Indiana Dunes Hotels
Spring House Inn is a cottage style hotel, one of the closest to the national park grounds itself. This three star hotel experience provides access to an indoor pool.
Indiana Dunes Camping
Looking for Indiana Dunes camping? Indiana Dunes National Park houses one campground. Dunewood Campground costs $25 per night and online reservations in advance are required. This Indiana Dunes Campground has 66 campsites with access to hot showers and modern bathrooms. Four of the campsites are wheelchair accessible. Conveniently located in Beverly Shores, Indiana, it is directly behind a patio restaurant and across from three shops.
Dunewood Campground at Indiana Dunes National Park is closed for the winter season from November 2 – March 31st.
Alternatively, Indiana Dunes State Park is open year-round. It’s less than a mile from South Shore Rail Station, the closest train station to the park! Book from 147 campsites in advance online. Every campsite has electrical hookups and a grill, and every camper has access to hot showers and modern bathrooms. Laundry facilities are available on site for a fee.

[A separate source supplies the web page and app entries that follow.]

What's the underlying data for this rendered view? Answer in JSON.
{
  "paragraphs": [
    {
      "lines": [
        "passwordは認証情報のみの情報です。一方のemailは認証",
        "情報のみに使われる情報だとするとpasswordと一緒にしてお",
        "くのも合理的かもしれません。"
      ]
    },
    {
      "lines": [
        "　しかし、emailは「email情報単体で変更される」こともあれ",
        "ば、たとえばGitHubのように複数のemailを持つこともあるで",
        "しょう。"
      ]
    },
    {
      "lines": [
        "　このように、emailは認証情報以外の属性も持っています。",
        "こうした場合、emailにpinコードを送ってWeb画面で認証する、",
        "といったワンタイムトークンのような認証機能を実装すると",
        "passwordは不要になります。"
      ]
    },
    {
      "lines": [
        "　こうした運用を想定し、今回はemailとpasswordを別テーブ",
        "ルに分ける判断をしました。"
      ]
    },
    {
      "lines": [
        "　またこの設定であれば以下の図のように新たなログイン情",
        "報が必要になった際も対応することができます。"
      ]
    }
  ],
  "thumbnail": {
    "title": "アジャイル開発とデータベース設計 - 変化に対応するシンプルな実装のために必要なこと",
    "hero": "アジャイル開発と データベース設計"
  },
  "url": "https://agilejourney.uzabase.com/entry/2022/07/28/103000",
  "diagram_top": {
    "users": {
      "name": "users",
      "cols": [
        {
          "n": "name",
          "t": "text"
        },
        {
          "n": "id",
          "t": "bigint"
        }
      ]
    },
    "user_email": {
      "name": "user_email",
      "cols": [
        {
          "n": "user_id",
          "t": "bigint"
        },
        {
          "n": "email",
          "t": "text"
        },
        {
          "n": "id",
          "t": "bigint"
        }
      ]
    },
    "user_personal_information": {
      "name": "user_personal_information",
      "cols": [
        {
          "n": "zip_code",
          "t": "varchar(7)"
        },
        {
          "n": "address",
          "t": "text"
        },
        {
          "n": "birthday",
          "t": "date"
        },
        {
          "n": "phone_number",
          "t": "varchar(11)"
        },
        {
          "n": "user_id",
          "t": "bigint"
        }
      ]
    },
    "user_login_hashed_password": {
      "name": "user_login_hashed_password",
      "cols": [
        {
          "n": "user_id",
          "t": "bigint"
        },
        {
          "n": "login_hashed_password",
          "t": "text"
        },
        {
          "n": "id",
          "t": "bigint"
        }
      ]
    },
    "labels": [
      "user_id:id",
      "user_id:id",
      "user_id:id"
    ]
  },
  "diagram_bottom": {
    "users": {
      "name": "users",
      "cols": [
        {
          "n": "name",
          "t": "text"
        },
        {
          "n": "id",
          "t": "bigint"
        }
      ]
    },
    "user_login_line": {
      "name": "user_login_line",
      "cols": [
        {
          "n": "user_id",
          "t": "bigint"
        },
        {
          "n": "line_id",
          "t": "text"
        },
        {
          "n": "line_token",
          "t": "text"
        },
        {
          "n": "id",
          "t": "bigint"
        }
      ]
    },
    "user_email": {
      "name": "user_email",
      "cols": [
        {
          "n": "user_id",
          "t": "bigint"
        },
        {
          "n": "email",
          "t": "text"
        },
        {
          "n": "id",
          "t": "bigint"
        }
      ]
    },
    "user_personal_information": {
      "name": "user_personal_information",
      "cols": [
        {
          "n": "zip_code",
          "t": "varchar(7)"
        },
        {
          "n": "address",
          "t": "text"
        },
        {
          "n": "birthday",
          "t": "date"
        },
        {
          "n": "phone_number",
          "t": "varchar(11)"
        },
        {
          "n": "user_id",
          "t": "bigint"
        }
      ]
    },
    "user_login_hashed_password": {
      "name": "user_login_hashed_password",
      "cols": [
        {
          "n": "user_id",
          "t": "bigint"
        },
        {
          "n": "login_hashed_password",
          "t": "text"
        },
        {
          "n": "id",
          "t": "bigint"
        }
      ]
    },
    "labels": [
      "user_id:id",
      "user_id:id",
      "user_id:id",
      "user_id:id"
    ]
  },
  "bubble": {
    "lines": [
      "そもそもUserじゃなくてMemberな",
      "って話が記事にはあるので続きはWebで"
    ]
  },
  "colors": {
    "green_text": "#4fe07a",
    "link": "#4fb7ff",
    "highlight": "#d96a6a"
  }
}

Indiana Dunes Cabins
Consider renting an Indiana Dunes cabin from Miller Beach Vacation Rentals, Beachwalk Vacation Rentals, or Lakefront Living- LLC. The biggest draw to staying in one of these Indiana Dunes cabins would be the lake house life.
Most cabins and rental homes are located along the deep blue waters of Lake Michigan. Visitors can hike their days away, and have a peaceful evening at a beachfront house just 5 minutes outside of Indiana Dunes.
Indiana Dunes Packing List
Here are a couple of can’t-miss items to toss in your backpack when planning an Indiana Dunes adventure:
Trail Shoes– I cannot stress the importance of comfortable shoes with strong traction. Be good to your feet!
First Aid Kit– Never know when you’ll need it! Always be prepared on the trails. Band-aids, gauze wrap, etc.
Water Bottle– Hydration, hydration, hydration! I recommend at least a gallon of water per person for a full hiking day.
Camelback– Consider packing your water into a Camelback or similar water carrier bag. I have found this much less strenuous on my back, and there are still enough side pockets to hold your camera, snacks, and a sandwich.
Packable Backpack– Alternative to a Camelback. These are GREAT because you can roll them up and throw them into a suitcase or carry-on bag, and they take up LITERALLY no room at all. They provide an ample amount of room for one day of adventures.
For the chilly weather…
Base layers– Wear warm clothing under your jacket and pants. Alternatively, consider fleece-lined leggings with a water-resistant exterior.
Puffer jacket– I prefer a puffer jacket to a long parka because this is also packable, and easy to roll up into your backpack if you get hot.
Rain shell– Wear this over your puffer jacket to make sure you stay dry if it snows. The best part is these are lightweight and packable! Weather fluctuates, but your comfort shouldn’t.